> **Problem details**: Each line below should be repeated exactly, but no picture should be carried over.

(Information begins)

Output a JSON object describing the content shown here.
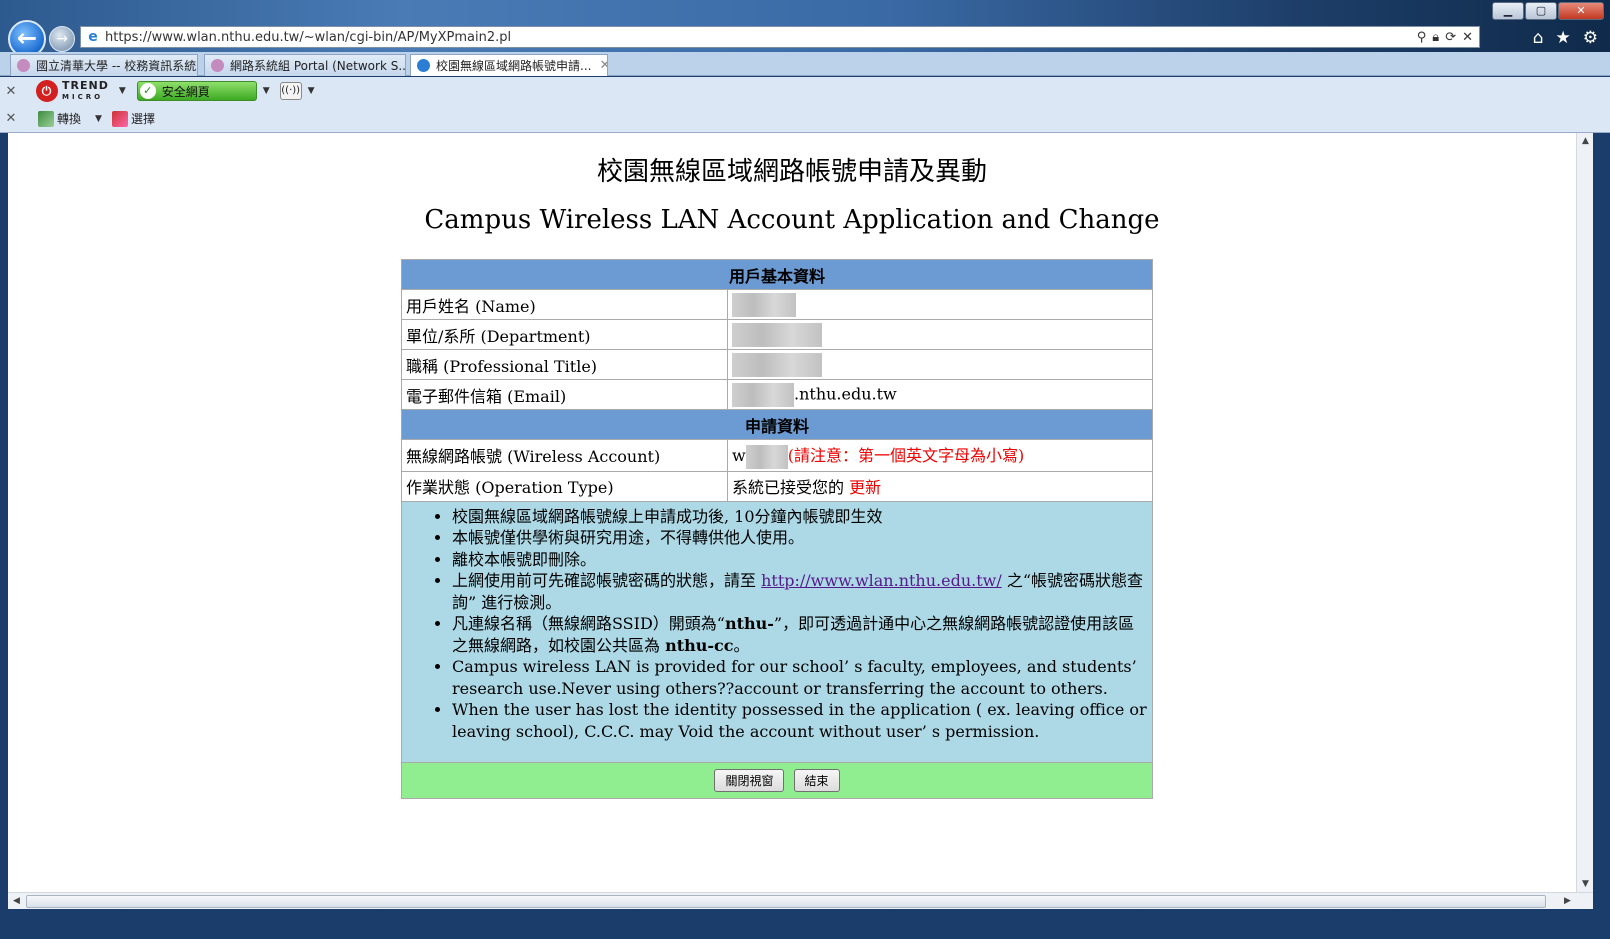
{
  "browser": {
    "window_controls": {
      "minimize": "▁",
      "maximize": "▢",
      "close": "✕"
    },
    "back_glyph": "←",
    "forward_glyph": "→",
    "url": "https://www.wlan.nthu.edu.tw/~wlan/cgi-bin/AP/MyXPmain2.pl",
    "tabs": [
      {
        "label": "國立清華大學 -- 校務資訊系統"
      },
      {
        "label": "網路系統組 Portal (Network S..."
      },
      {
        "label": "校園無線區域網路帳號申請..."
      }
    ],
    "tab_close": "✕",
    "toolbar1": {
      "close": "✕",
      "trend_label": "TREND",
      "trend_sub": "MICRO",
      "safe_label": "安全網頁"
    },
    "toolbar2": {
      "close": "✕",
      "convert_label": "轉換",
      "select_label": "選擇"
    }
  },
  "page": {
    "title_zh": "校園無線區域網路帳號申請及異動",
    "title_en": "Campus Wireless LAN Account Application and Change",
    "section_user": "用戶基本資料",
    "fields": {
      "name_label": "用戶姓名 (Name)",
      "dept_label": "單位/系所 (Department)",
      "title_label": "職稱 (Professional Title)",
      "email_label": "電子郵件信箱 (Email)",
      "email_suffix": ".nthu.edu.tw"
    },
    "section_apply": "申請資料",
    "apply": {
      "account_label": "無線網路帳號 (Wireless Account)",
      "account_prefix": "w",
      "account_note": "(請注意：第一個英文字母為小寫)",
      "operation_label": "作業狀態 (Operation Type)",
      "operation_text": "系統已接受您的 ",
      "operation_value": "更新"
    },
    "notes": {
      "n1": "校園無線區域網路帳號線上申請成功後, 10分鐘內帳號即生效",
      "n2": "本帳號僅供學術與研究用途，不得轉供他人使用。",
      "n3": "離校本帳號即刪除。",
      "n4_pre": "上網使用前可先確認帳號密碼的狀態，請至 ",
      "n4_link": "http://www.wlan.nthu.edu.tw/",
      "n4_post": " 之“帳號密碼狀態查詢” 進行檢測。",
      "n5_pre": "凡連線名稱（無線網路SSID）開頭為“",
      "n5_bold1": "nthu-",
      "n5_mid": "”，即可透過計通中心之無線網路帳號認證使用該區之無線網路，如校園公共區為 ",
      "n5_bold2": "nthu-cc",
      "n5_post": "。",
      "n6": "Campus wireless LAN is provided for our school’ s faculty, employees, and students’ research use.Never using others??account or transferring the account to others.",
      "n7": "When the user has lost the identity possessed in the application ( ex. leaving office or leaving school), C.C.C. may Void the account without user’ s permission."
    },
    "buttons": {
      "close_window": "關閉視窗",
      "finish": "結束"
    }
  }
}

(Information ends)

> **Written answer**:
Output a JSON object describing the content shown here.
{
  "browser": {
    "window_controls": {
      "minimize": "▁",
      "maximize": "▢",
      "close": "✕"
    },
    "back_glyph": "←",
    "forward_glyph": "→",
    "url": "https://www.wlan.nthu.edu.tw/~wlan/cgi-bin/AP/MyXPmain2.pl",
    "tabs": [
      {
        "label": "國立清華大學 -- 校務資訊系統"
      },
      {
        "label": "網路系統組 Portal (Network S..."
      },
      {
        "label": "校園無線區域網路帳號申請..."
      }
    ],
    "tab_close": "✕",
    "toolbar1": {
      "close": "✕",
      "trend_label": "TREND",
      "trend_sub": "MICRO",
      "safe_label": "安全網頁"
    },
    "toolbar2": {
      "close": "✕",
      "convert_label": "轉換",
      "select_label": "選擇"
    }
  },
  "page": {
    "title_zh": "校園無線區域網路帳號申請及異動",
    "title_en": "Campus Wireless LAN Account Application and Change",
    "section_user": "用戶基本資料",
    "fields": {
      "name_label": "用戶姓名 (Name)",
      "dept_label": "單位/系所 (Department)",
      "title_label": "職稱 (Professional Title)",
      "email_label": "電子郵件信箱 (Email)",
      "email_suffix": ".nthu.edu.tw"
    },
    "section_apply": "申請資料",
    "apply": {
      "account_label": "無線網路帳號 (Wireless Account)",
      "account_prefix": "w",
      "account_note": "(請注意：第一個英文字母為小寫)",
      "operation_label": "作業狀態 (Operation Type)",
      "operation_text": "系統已接受您的 ",
      "operation_value": "更新"
    },
    "notes": {
      "n1": "校園無線區域網路帳號線上申請成功後, 10分鐘內帳號即生效",
      "n2": "本帳號僅供學術與研究用途，不得轉供他人使用。",
      "n3": "離校本帳號即刪除。",
      "n4_pre": "上網使用前可先確認帳號密碼的狀態，請至 ",
      "n4_link": "http://www.wlan.nthu.edu.tw/",
      "n4_post": " 之“帳號密碼狀態查詢” 進行檢測。",
      "n5_pre": "凡連線名稱（無線網路SSID）開頭為“",
      "n5_bold1": "nthu-",
      "n5_mid": "”，即可透過計通中心之無線網路帳號認證使用該區之無線網路，如校園公共區為 ",
      "n5_bold2": "nthu-cc",
      "n5_post": "。",
      "n6": "Campus wireless LAN is provided for our school’ s faculty, employees, and students’ research use.Never using others??account or transferring the account to others.",
      "n7": "When the user has lost the identity possessed in the application ( ex. leaving office or leaving school), C.C.C. may Void the account without user’ s permission."
    },
    "buttons": {
      "close_window": "關閉視窗",
      "finish": "結束"
    }
  }
}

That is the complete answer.